● **What you will do**
Within the data beneath, some lines may hold the word "image". Give the number of those lines and nothing else.
————
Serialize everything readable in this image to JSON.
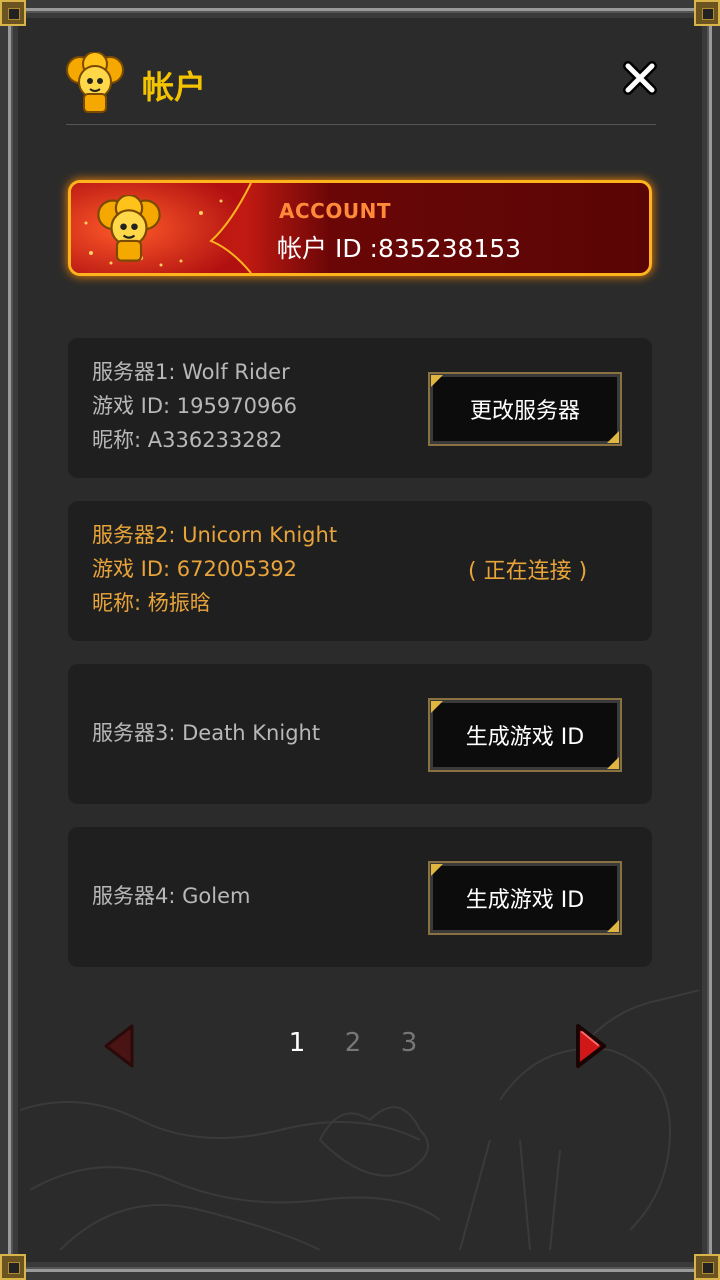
{
  "header": {
    "title": "帐户",
    "close_icon": "close-icon"
  },
  "account": {
    "label": "ACCOUNT",
    "id_text": "帐户 ID :835238153"
  },
  "servers": [
    {
      "server_line": "服务器1: Wolf Rider",
      "game_id_line": "游戏 ID: 195970966",
      "nickname_line": "昵称: A336233282",
      "button_label": "更改服务器"
    },
    {
      "server_line": "服务器2: Unicorn Knight",
      "game_id_line": "游戏 ID: 672005392",
      "nickname_line": "昵称: 杨振晗",
      "status": "( 正在连接 )"
    },
    {
      "server_line": "服务器3: Death Knight",
      "button_label": "生成游戏 ID"
    },
    {
      "server_line": "服务器4: Golem",
      "button_label": "生成游戏 ID"
    }
  ],
  "pager": {
    "pages": [
      "1",
      "2",
      "3"
    ],
    "current": "1"
  },
  "colors": {
    "title": "#f5c400",
    "active_text": "#e8a43a",
    "banner_border": "#ffb41e"
  }
}
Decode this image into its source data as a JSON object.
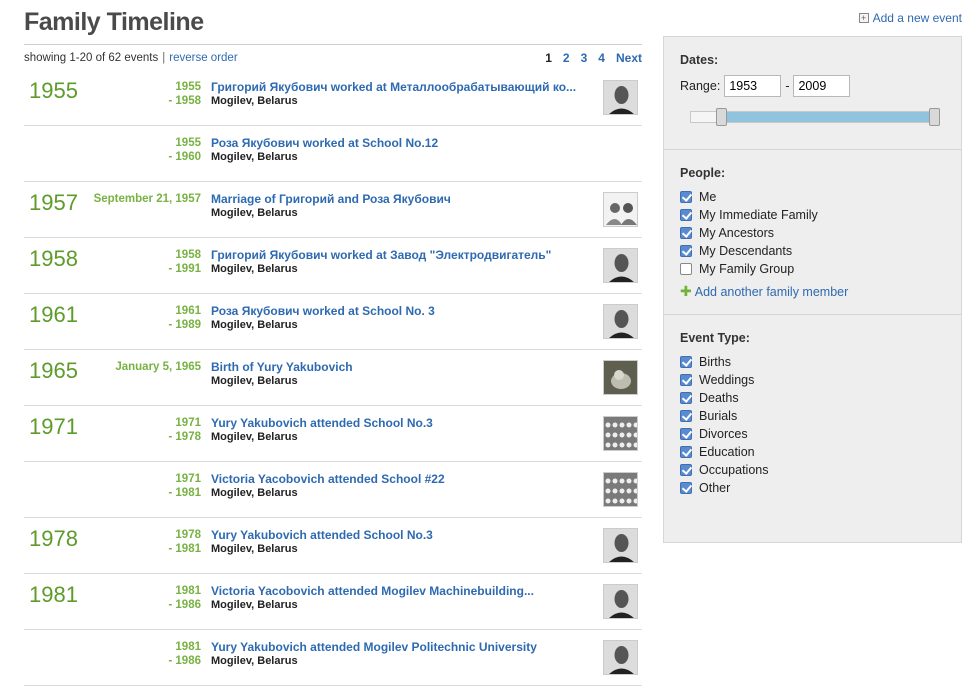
{
  "header": {
    "title": "Family Timeline",
    "add_event_label": "Add a new event",
    "add_event_icon": "plus-box-icon"
  },
  "summary": {
    "showing": "showing 1-20 of 62 events",
    "separator": "|",
    "reverse_label": "reverse order"
  },
  "pagination": {
    "pages": [
      "1",
      "2",
      "3",
      "4"
    ],
    "current": "1",
    "next_label": "Next"
  },
  "events": [
    {
      "year": "1955",
      "start": "1955",
      "end": "- 1958",
      "title": "Григорий Якубович worked at Металлообрабатывающий ко...",
      "place": "Mogilev, Belarus",
      "photo": "portrait"
    },
    {
      "year": "",
      "start": "1955",
      "end": "- 1960",
      "title": "Роза Якубович worked at School No.12",
      "place": "Mogilev, Belarus",
      "photo": ""
    },
    {
      "year": "1957",
      "start": "September 21, 1957",
      "end": "",
      "title": "Marriage of Григорий and Роза Якубович",
      "place": "Mogilev, Belarus",
      "photo": "couple"
    },
    {
      "year": "1958",
      "start": "1958",
      "end": "- 1991",
      "title": "Григорий Якубович worked at Завод \"Электродвигатель\"",
      "place": "Mogilev, Belarus",
      "photo": "portrait"
    },
    {
      "year": "1961",
      "start": "1961",
      "end": "- 1989",
      "title": "Роза Якубович worked at School No. 3",
      "place": "Mogilev, Belarus",
      "photo": "portrait"
    },
    {
      "year": "1965",
      "start": "January 5, 1965",
      "end": "",
      "title": "Birth of Yury Yakubovich",
      "place": "Mogilev, Belarus",
      "photo": "baby"
    },
    {
      "year": "1971",
      "start": "1971",
      "end": "- 1978",
      "title": "Yury Yakubovich attended School No.3",
      "place": "Mogilev, Belarus",
      "photo": "group"
    },
    {
      "year": "",
      "start": "1971",
      "end": "- 1981",
      "title": "Victoria Yacobovich attended School #22",
      "place": "Mogilev, Belarus",
      "photo": "group"
    },
    {
      "year": "1978",
      "start": "1978",
      "end": "- 1981",
      "title": "Yury Yakubovich attended School No.3",
      "place": "Mogilev, Belarus",
      "photo": "portrait"
    },
    {
      "year": "1981",
      "start": "1981",
      "end": "- 1986",
      "title": "Victoria Yacobovich attended Mogilev Machinebuilding...",
      "place": "Mogilev, Belarus",
      "photo": "portrait"
    },
    {
      "year": "",
      "start": "1981",
      "end": "- 1986",
      "title": "Yury Yakubovich attended Mogilev Politechnic University",
      "place": "Mogilev, Belarus",
      "photo": "portrait"
    }
  ],
  "filters": {
    "dates": {
      "title": "Dates:",
      "range_label": "Range:",
      "from": "1953",
      "dash": "-",
      "to": "2009",
      "slider_min_year": 1945,
      "slider_max_year": 2009
    },
    "people": {
      "title": "People:",
      "items": [
        {
          "label": "Me",
          "checked": true
        },
        {
          "label": "My Immediate Family",
          "checked": true
        },
        {
          "label": "My Ancestors",
          "checked": true
        },
        {
          "label": "My Descendants",
          "checked": true
        },
        {
          "label": "My Family Group",
          "checked": false
        }
      ],
      "add_label": "Add another family member"
    },
    "event_type": {
      "title": "Event Type:",
      "items": [
        {
          "label": "Births",
          "checked": true
        },
        {
          "label": "Weddings",
          "checked": true
        },
        {
          "label": "Deaths",
          "checked": true
        },
        {
          "label": "Burials",
          "checked": true
        },
        {
          "label": "Divorces",
          "checked": true
        },
        {
          "label": "Education",
          "checked": true
        },
        {
          "label": "Occupations",
          "checked": true
        },
        {
          "label": "Other",
          "checked": true
        }
      ]
    }
  },
  "colors": {
    "year_green": "#5d9b2a",
    "date_green": "#77b242",
    "link_blue": "#2e6ab1",
    "slider_fill": "#8fc3de"
  }
}
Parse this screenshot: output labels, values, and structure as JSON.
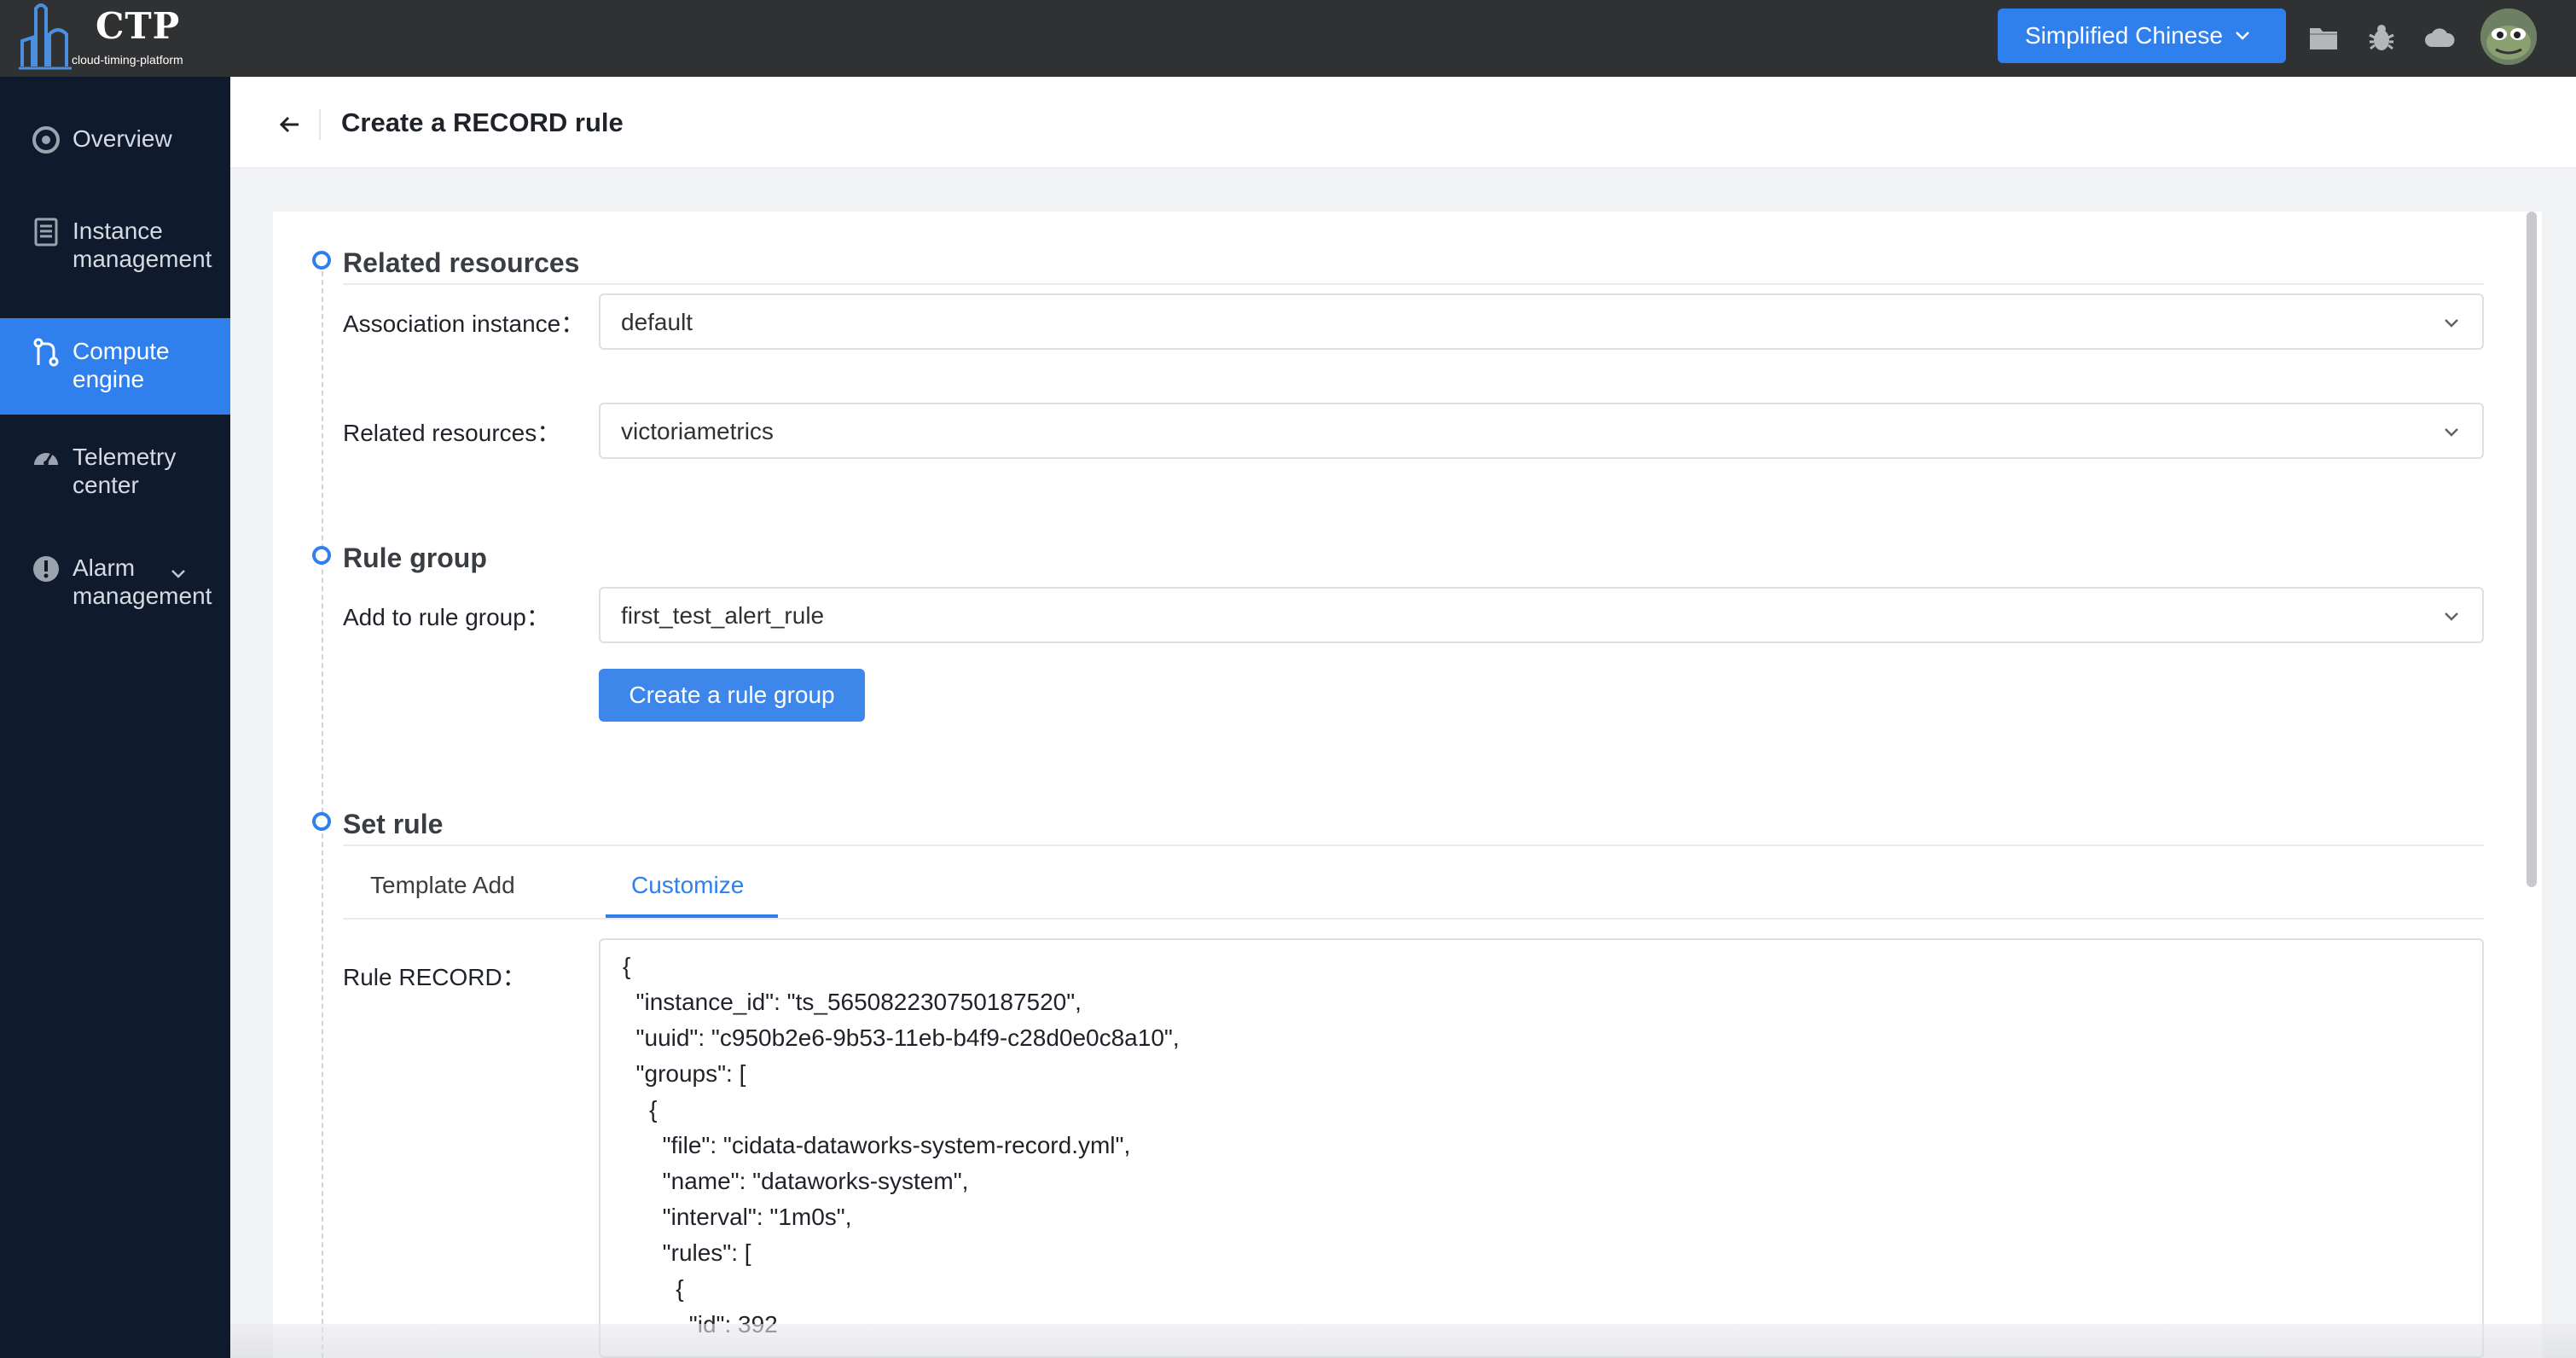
{
  "header": {
    "logo_title": "CTP",
    "logo_subtitle": "cloud-timing-platform",
    "language_button": "Simplified Chinese",
    "icons": [
      "folder-icon",
      "bug-icon",
      "cloud-icon",
      "user-avatar"
    ]
  },
  "sidebar": {
    "items": [
      {
        "label": "Overview",
        "icon": "target-icon",
        "active": false
      },
      {
        "label": "Instance\nmanagement",
        "icon": "document-list-icon",
        "active": false
      },
      {
        "label": "Compute\nengine",
        "icon": "compute-branch-icon",
        "active": true
      },
      {
        "label": "Telemetry\ncenter",
        "icon": "dashboard-gauge-icon",
        "active": false
      },
      {
        "label": "Alarm\nmanagement",
        "icon": "alert-icon",
        "active": false,
        "expandable": true
      }
    ]
  },
  "page": {
    "title": "Create a RECORD rule"
  },
  "sections": {
    "related": {
      "title": "Related resources",
      "association_label": "Association instance：",
      "association_value": "default",
      "resources_label": "Related resources：",
      "resources_value": "victoriametrics"
    },
    "group": {
      "title": "Rule group",
      "add_label": "Add to rule group：",
      "add_value": "first_test_alert_rule",
      "create_button": "Create a rule group"
    },
    "rule": {
      "title": "Set rule",
      "tabs": [
        {
          "label": "Template Add",
          "active": false
        },
        {
          "label": "Customize",
          "active": true
        }
      ],
      "record_label": "Rule RECORD：",
      "code": "{\n  \"instance_id\": \"ts_565082230750187520\",\n  \"uuid\": \"c950b2e6-9b53-11eb-b4f9-c28d0e0c8a10\",\n  \"groups\": [\n    {\n      \"file\": \"cidata-dataworks-system-record.yml\",\n      \"name\": \"dataworks-system\",\n      \"interval\": \"1m0s\",\n      \"rules\": [\n        {\n          \"id\": 392"
    }
  },
  "colors": {
    "accent": "#2f80ed",
    "sidebar_bg": "#0f1b2d",
    "topbar_bg": "#303133"
  }
}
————
● **The answer**
2